Huggins agrees to 5-year deal with Mountaineers
MORGANTOWN, W.Va. -- Thirty years after playing his last game for West Virginia, Bob Huggins has come home to coach the Mountaineers.
Just two days after coach John Beilein left West Virginia for Michigan, WVU found a replacement in Huggins, a Morgantown-born alum who left Kansas State after one season to return to his roots.
Huggins will have a five-year contract at WVU that guarantees him $800,000 in the first year, the same salary he was drawing at Kansas State.
A handful of students wearing blue and gold waited to greet him at the Morgantown airport Thursday night, one holding a poster with the words "Welcome home, Coach Huggins" scrawled in blue marker.
But Huggins' plane instead landed in Charleston, some 150 miles away. He got into a car and left without speaking to reporters. The school did issue a news release.
"I'm incredibly happy to be coming back to West Virginia," Huggins said in the statement. "I left a great situation at Kansas State with wonderful people who are as close to West Virginia people as you can get."
Huggins, who played from 1975-77 and was a graduate assistant at West Virginia, once turned down a chance to take the Mountaineers' job when he was at Cincinnati. He couldn't turn down his alma mater again.
"I am so happy to have Bob Huggins back at West Virginia," West Virginia athletic director Ed Pastilong said in the news release. "Bob's record speaks for itself."
Andy Underwood, a 23-year-old senior from Elkins, hopes some high-profile Kansas State recruits will follow Huggins to Morgantown.
"It was a tough blow losing coach Beilein ... but we're pretty excited now," he said.
Kansas State officials did not share their excitement.
"I asked him, 'Bob, do you think leaving now is the right thing to do?' And he said, 'No,'" athletic director Tim Weiser said Thursday at a news conference. "Then I said, 'How many times in your life have you known what the right thing is to do and not done it?' And he said, 'Never.'"
Huggins was the first choice to replace Gale Catlett at West Virginia in 2002, but negotiations broke down in the final hours and he wound up staying at Cincinnati.
WVU then turned to Dan Dakich, who returned to Bowling Green after less than a week in Morgantown, opening the door for Beilein's arrival from Richmond. In the end, it turned out great for West Virginia as Beilein took the Mountaineers to consecutive NCAA tournaments and an NIT championship his last three seasons.
Although the 53-year-old Huggins has established himself as one of the premier college basketball coaches in the nation over the past quarter-century, he's no stranger to controversy.
He spent 16 seasons at Cincinnati, leading the Bearcats to 14 consecutive NCAA tournaments and one Final Four. But critics targeted his program for low graduation rates, a series of player arrests and NCAA rules violations that ultimately led to probation and a reduction in scholarships.

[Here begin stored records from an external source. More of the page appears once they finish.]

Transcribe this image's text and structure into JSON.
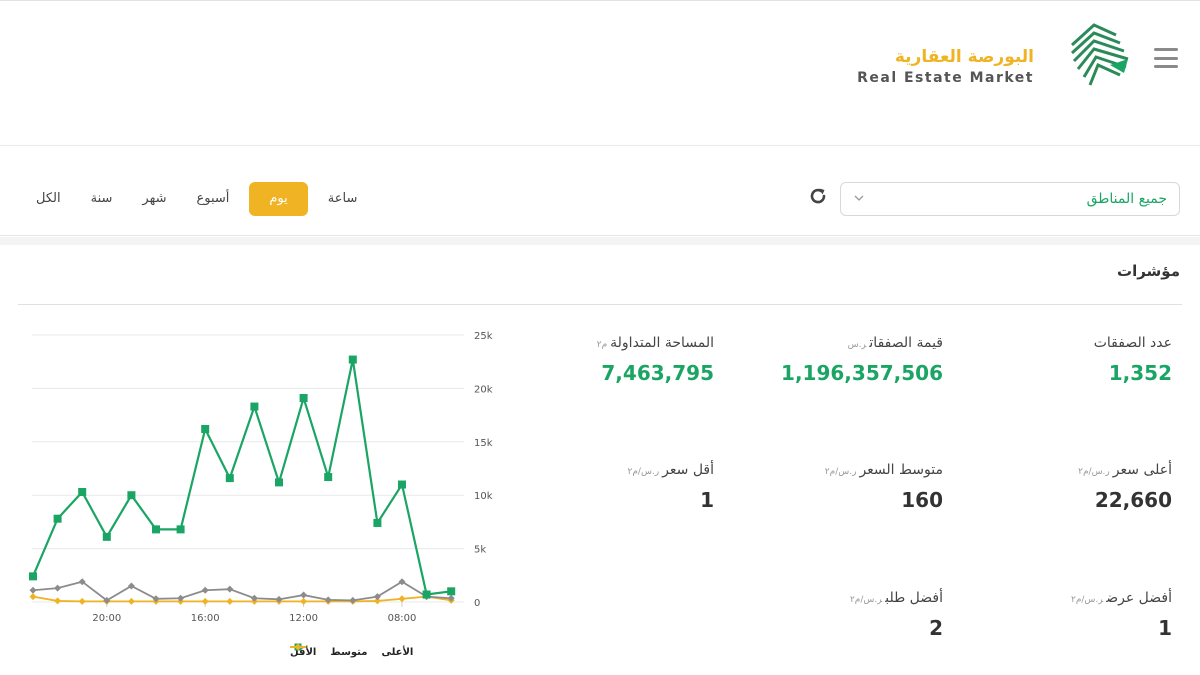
{
  "header": {
    "logo_arabic": "البورصة العقارية",
    "logo_english": "Real Estate Market",
    "colors": {
      "brand_gold": "#f0b323",
      "brand_green": "#1aa564",
      "logo_dark": "#444444"
    }
  },
  "filters": {
    "region_value": "جميع المناطق",
    "refresh_icon": "refresh-icon",
    "tabs": [
      {
        "label": "ساعة",
        "active": false
      },
      {
        "label": "يوم",
        "active": true
      },
      {
        "label": "أسبوع",
        "active": false
      },
      {
        "label": "شهر",
        "active": false
      },
      {
        "label": "سنة",
        "active": false
      },
      {
        "label": "الكل",
        "active": false
      }
    ]
  },
  "indicators": {
    "title": "مؤشرات",
    "deals_count": {
      "label": "عدد الصفقات",
      "unit": "",
      "value": "1,352"
    },
    "deals_value": {
      "label": "قيمة الصفقات",
      "unit": "ر.س",
      "value": "1,196,357,506"
    },
    "traded_area": {
      "label": "المساحة المتداولة",
      "unit": "م٢",
      "value": "7,463,795"
    },
    "max_price": {
      "label": "أعلى سعر",
      "unit": "ر.س/م٢",
      "value": "22,660"
    },
    "avg_price": {
      "label": "متوسط السعر",
      "unit": "ر.س/م٢",
      "value": "160"
    },
    "min_price": {
      "label": "أقل سعر",
      "unit": "ر.س/م٢",
      "value": "1"
    },
    "best_offer": {
      "label": "أفضل عرض",
      "unit": "ر.س/م٢",
      "value": "1"
    },
    "best_bid": {
      "label": "أفضل طلب",
      "unit": "ر.س/م٢",
      "value": "2"
    }
  },
  "chart_data": {
    "type": "line",
    "x_tick_labels": [
      "20:00",
      "16:00",
      "12:00",
      "08:00"
    ],
    "y_tick_labels": [
      "0",
      "5k",
      "10k",
      "15k",
      "20k",
      "25k"
    ],
    "ylim": [
      0,
      25000
    ],
    "grid": true,
    "legend_position": "bottom-right",
    "series": [
      {
        "name": "الأعلى",
        "color": "#1aa564",
        "marker": "square",
        "values": [
          2400,
          7800,
          10300,
          6100,
          10000,
          6800,
          6800,
          16200,
          11600,
          18300,
          11200,
          19100,
          11700,
          22700,
          7400,
          11000,
          700,
          1000
        ]
      },
      {
        "name": "متوسط",
        "color": "#8c8c8c",
        "marker": "diamond",
        "values": [
          1100,
          1300,
          1900,
          150,
          1500,
          300,
          350,
          1100,
          1200,
          350,
          250,
          650,
          200,
          150,
          500,
          1900,
          500,
          350
        ]
      },
      {
        "name": "الأقل",
        "color": "#f0b323",
        "marker": "diamond",
        "values": [
          500,
          100,
          60,
          60,
          60,
          60,
          60,
          60,
          60,
          60,
          60,
          60,
          60,
          60,
          100,
          300,
          500,
          150
        ]
      }
    ]
  }
}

Huggins has also had some health issues. He suffered a massive heart attack on the recruiting trail Sept. 28, 2002.
A DUI arrest in 2004 ultimately led to his dismissal from Cincinnati following the 2004-05 season.

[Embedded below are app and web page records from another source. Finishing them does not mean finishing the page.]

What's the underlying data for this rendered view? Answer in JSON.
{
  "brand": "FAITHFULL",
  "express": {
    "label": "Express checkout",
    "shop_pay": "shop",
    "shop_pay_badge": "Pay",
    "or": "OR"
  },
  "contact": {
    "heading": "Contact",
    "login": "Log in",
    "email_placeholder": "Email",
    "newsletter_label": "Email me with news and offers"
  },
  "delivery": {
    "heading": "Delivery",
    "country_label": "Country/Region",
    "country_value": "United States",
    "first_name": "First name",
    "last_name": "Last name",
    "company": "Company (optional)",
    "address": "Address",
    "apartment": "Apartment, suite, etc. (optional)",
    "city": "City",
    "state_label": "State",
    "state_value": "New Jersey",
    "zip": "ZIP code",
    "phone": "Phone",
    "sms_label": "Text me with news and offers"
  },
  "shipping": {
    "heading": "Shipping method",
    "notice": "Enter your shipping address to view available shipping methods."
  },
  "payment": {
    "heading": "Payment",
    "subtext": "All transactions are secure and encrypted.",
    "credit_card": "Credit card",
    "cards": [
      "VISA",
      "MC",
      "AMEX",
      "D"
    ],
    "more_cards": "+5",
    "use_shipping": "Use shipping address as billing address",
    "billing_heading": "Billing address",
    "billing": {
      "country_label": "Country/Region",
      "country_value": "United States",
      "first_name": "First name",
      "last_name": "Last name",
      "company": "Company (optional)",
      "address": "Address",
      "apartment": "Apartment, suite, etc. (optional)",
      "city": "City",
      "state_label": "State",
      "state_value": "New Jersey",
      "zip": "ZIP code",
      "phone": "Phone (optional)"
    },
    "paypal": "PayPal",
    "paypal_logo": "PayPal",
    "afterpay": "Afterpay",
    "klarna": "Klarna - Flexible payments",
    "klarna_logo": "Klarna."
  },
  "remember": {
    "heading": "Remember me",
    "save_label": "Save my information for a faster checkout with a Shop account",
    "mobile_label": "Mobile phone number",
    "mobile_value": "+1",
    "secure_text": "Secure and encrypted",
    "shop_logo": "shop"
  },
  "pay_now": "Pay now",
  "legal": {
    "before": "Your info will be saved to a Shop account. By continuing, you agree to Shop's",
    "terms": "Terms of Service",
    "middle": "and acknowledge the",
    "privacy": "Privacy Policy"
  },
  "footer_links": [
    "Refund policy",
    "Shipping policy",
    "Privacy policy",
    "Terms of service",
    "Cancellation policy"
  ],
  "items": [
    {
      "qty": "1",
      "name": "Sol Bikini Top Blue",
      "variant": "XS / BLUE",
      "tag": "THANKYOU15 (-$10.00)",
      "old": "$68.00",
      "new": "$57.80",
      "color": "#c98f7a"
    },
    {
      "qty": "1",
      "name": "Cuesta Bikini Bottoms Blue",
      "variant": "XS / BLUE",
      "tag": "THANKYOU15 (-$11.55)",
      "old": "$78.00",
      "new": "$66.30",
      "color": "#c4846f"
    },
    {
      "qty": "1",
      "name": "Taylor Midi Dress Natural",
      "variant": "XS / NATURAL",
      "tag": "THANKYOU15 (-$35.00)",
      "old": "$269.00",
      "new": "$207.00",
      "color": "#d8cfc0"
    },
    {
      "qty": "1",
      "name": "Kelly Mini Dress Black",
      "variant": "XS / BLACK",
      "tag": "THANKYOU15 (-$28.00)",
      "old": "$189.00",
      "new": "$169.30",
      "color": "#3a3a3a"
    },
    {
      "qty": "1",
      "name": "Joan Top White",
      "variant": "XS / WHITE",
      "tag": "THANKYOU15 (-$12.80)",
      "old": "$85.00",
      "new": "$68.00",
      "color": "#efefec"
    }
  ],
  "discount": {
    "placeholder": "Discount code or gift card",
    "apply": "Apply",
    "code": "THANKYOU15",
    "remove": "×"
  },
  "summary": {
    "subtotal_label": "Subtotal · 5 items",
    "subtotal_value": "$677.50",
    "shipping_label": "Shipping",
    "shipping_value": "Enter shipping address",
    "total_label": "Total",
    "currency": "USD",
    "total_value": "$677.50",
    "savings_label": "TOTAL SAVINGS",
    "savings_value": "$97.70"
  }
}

Huggins sat out the 2005-06 season but returned to the sidelines after Kansas State hired him on March 23, 2006.
"You should know that we moved heaven and earth to keep Bob Huggins here," Kansas State President Jon Wefald said. "Tim in effect said, 'You tell us what your salary should be. Whatever West Virginia is offering, we will match it and then some. Same for the assistant coaches.' "
Financial terms for the deal with West Virginia were not revealed.

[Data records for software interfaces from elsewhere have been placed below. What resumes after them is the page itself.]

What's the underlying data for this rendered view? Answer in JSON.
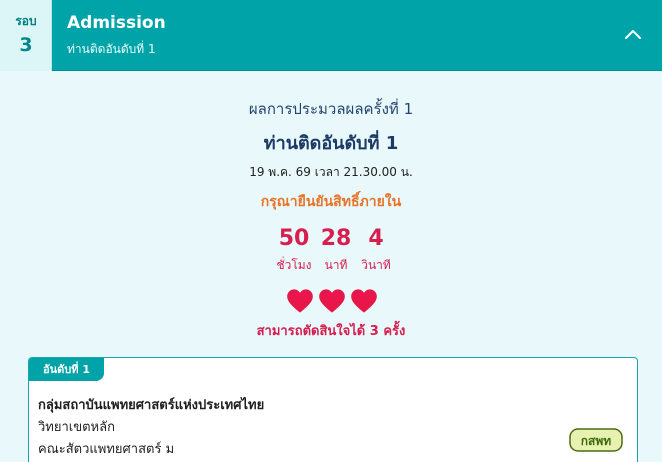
{
  "header": {
    "round_label": "รอบ",
    "round_number": "3",
    "title": "Admission",
    "subtitle": "ท่านติดอันดับที่ 1"
  },
  "result": {
    "heading": "ผลการประมวลผลครั้งที่ 1",
    "title": "ท่านติดอันดับที่ 1",
    "date": "19 พ.ค. 69 เวลา 21.30.00 น.",
    "confirm_label": "กรุณายืนยันสิทธิ์ภายใน"
  },
  "countdown": {
    "hours": "50",
    "hours_unit": "ชั่วโมง",
    "minutes": "28",
    "minutes_unit": "นาที",
    "seconds": "4",
    "seconds_unit": "วินาที"
  },
  "decisions": {
    "remaining": 3,
    "text": "สามารถตัดสินใจได้ 3 ครั้ง",
    "heart_color": "#e8164a"
  },
  "card": {
    "tab_label": "อันดับที่ 1",
    "group": "กลุ่มสถาบันแพทยศาสตร์แห่งประเทศไทย",
    "campus": "วิทยาเขตหลัก",
    "faculty": "คณะสัตวแพทยศาสตร์ ม",
    "logo_text": "กสพท"
  },
  "colors": {
    "brand": "#00a3a7",
    "accent": "#d61e4f",
    "warning": "#e8742a"
  }
}
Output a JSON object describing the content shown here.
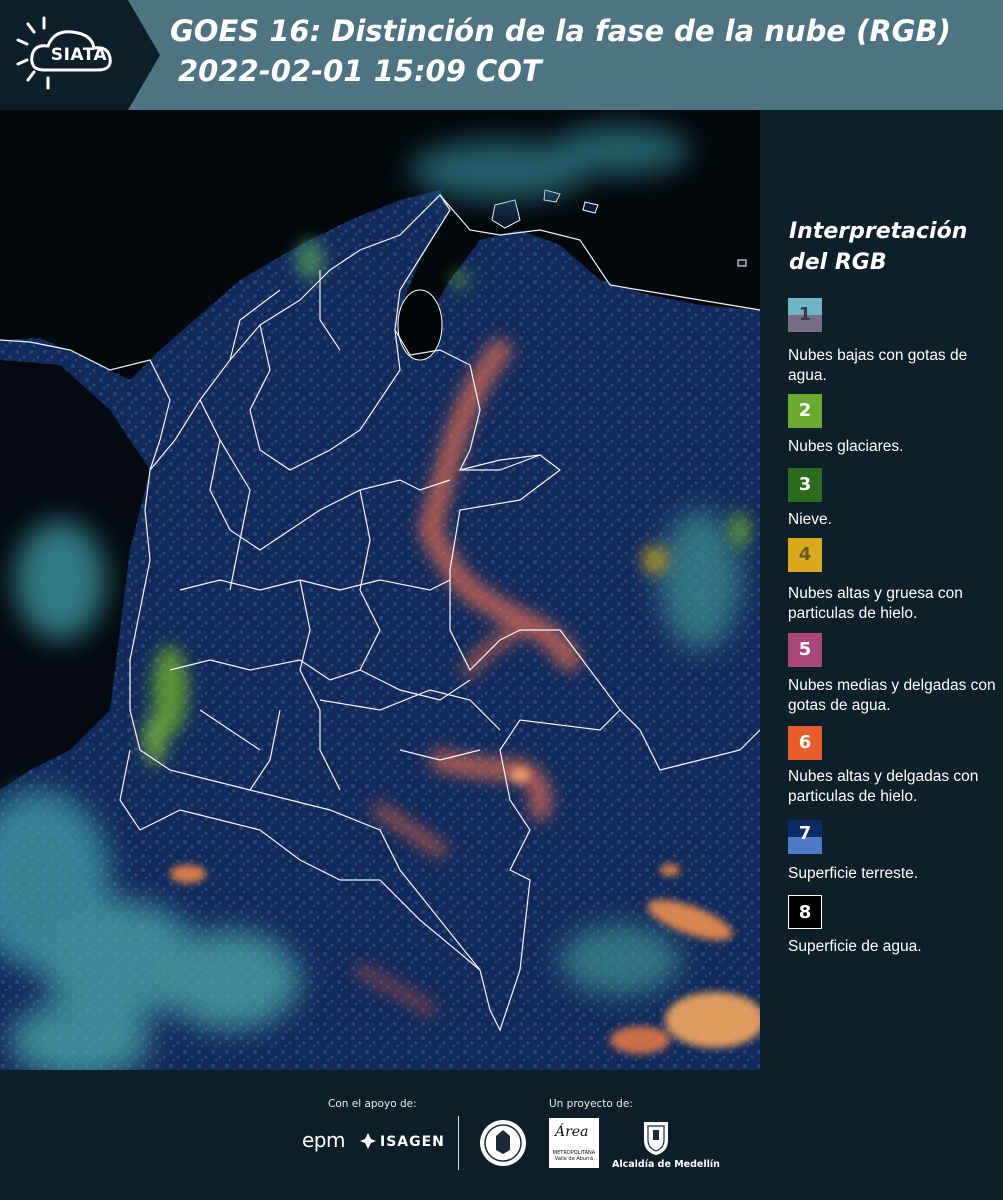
{
  "header": {
    "logo_text": "SIATA",
    "title_line1": "GOES 16: Distinción de la fase de la nube (RGB)",
    "title_line2": "2022-02-01 15:09 COT"
  },
  "legend": {
    "title": "Interpretación del RGB",
    "items": [
      {
        "number": "1",
        "label": "Nubes bajas con gotas de agua.",
        "colors": [
          "#6fb5c6",
          "#766d85"
        ]
      },
      {
        "number": "2",
        "label": "Nubes glaciares.",
        "colors": [
          "#6aaa2e"
        ]
      },
      {
        "number": "3",
        "label": "Nieve.",
        "colors": [
          "#2c6a1e"
        ]
      },
      {
        "number": "4",
        "label": "Nubes altas y gruesa con particulas de hielo.",
        "colors": [
          "#d9a81d"
        ]
      },
      {
        "number": "5",
        "label": "Nubes medias y delgadas con gotas de agua.",
        "colors": [
          "#a9477b"
        ]
      },
      {
        "number": "6",
        "label": "Nubes altas y delgadas con particulas de hielo.",
        "colors": [
          "#e85b2c"
        ]
      },
      {
        "number": "7",
        "label": "Superficie terreste.",
        "colors": [
          "#0c2a66",
          "#4f79c4"
        ]
      },
      {
        "number": "8",
        "label": "Superficie de agua.",
        "colors": [
          "#000000"
        ]
      }
    ]
  },
  "footer": {
    "support_caption": "Con el apoyo de:",
    "project_caption": "Un proyecto de:",
    "sponsor_epm": "epm",
    "sponsor_isagen": "ISAGEN",
    "area_logo_word": "Área",
    "area_logo_sub": "METROPOLITANA Valle de Aburrá",
    "alcaldia": "Alcaldía de Medellín"
  },
  "colors": {
    "header_bg": "#4f7481",
    "panel_bg": "#0d1f29",
    "land_surface": "#16336a",
    "water_surface": "#000000",
    "high_thin_ice_cloud": "#e85b2c",
    "low_water_cloud": "#4fa8b8"
  }
}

"If Bob had indicated to us about a year ago this time that he needed something in his contract about his alma mater, then we would have gone on," Wefald said. "We would have looked at somebody else."
Huggins had five years remaining on his contract at Kansas State. His salary was set to jump to $900,000 in 2009-10 and $1 million the following year.
He now must pay Kansas State $100,000 for breaking his contract early.
Huggins led the Wildcats to a 23-12 record and an NIT berth and signed what is thought by many to be the No. 1 recruiting class in the nation. And he stands just 10 wins shy of 600 career coaching victories.
It's unclear whether some -- or any -- of his recruits would follow him to Morgantown.
Copyright 2007 by The Associated Press